That’s Kelsey Burack’s strategy. The Evans High School senior is taking statistics and Spanish at Augusta State to collect core credits before she enters Johnson and Wales University in Charlotte, N.C., this fall.
“I found that Augusta State offers a good percentage of the liberal arts courses I’ll need at Johnson and Wales,” said Burack, 18, who intends to pursue a career in culinary arts and restaurant management.
Burack said one of the hardest parts is juggling her schedule between Evans High and Augusta State. She was enrolled in four college classes in the fall, but has cut back to two this semester.
“It was a little hard driving back and forth,” she said.
Rheins agreed it was a little tough to transition to the demands of college work.

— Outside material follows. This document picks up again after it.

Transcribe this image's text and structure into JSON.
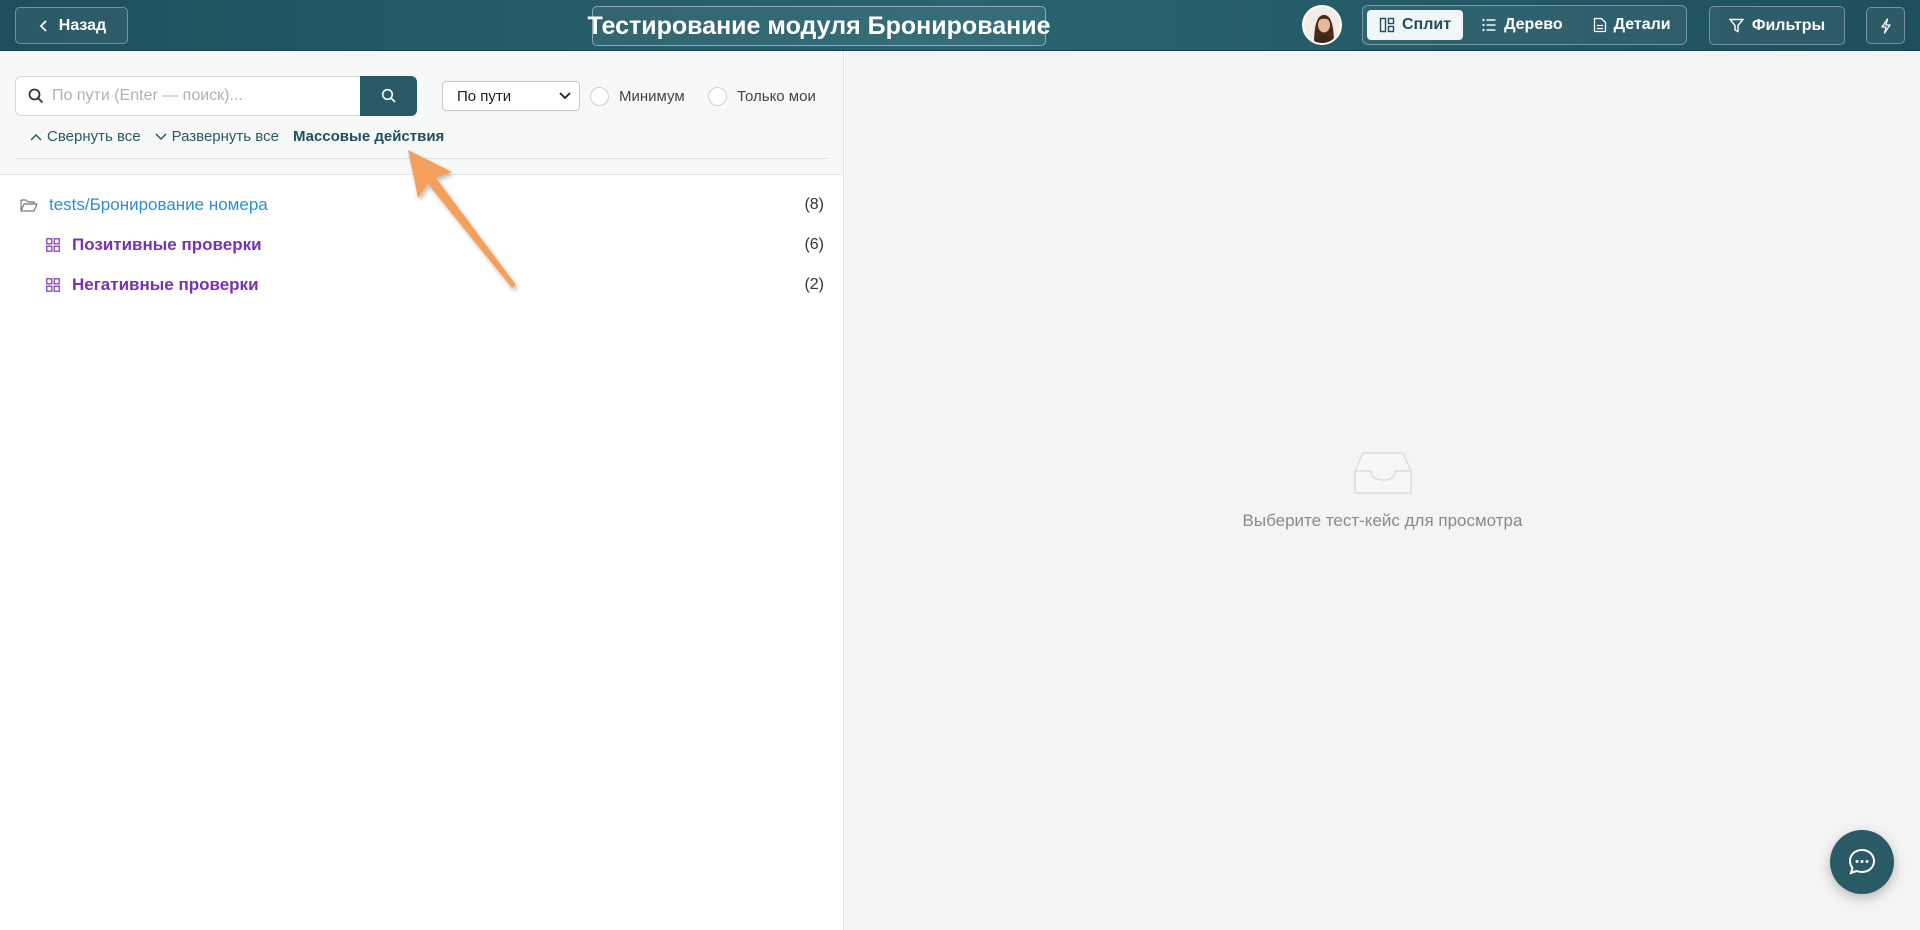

She is a home-schooled student in addition to taking her college courses.
“At first it was difficult because I felt out of place, but most of the people I met didn’t know I was 16,” said Rheins, who intends to study ministry for a year after high school and then return to Augusta State to pursue a nursing degree.
She said learning to have discipline was tough at first.
“You can get away with not going to class or not doing your homework,” she said. “It helped me to be disciplined on my own.”
Now that she has figured out how to manage her time better, Rheins is looking for a part-time job to save money for college.
“I really like the freedom of the class schedule and being able to make my own decisions,” she said.
Her mother, Ann Rheins, said she is very pleased with the experience her daughter is getting. She said Cayla was starting to struggle with the home school curriculum and needed to move on to something new.
“I think this is a great program,” she said.
Werrick said the College Credit Now program is a great way for some students to make the transition to college.
“They have a good idea of the expectations of college without completely jumping into the water,” he said.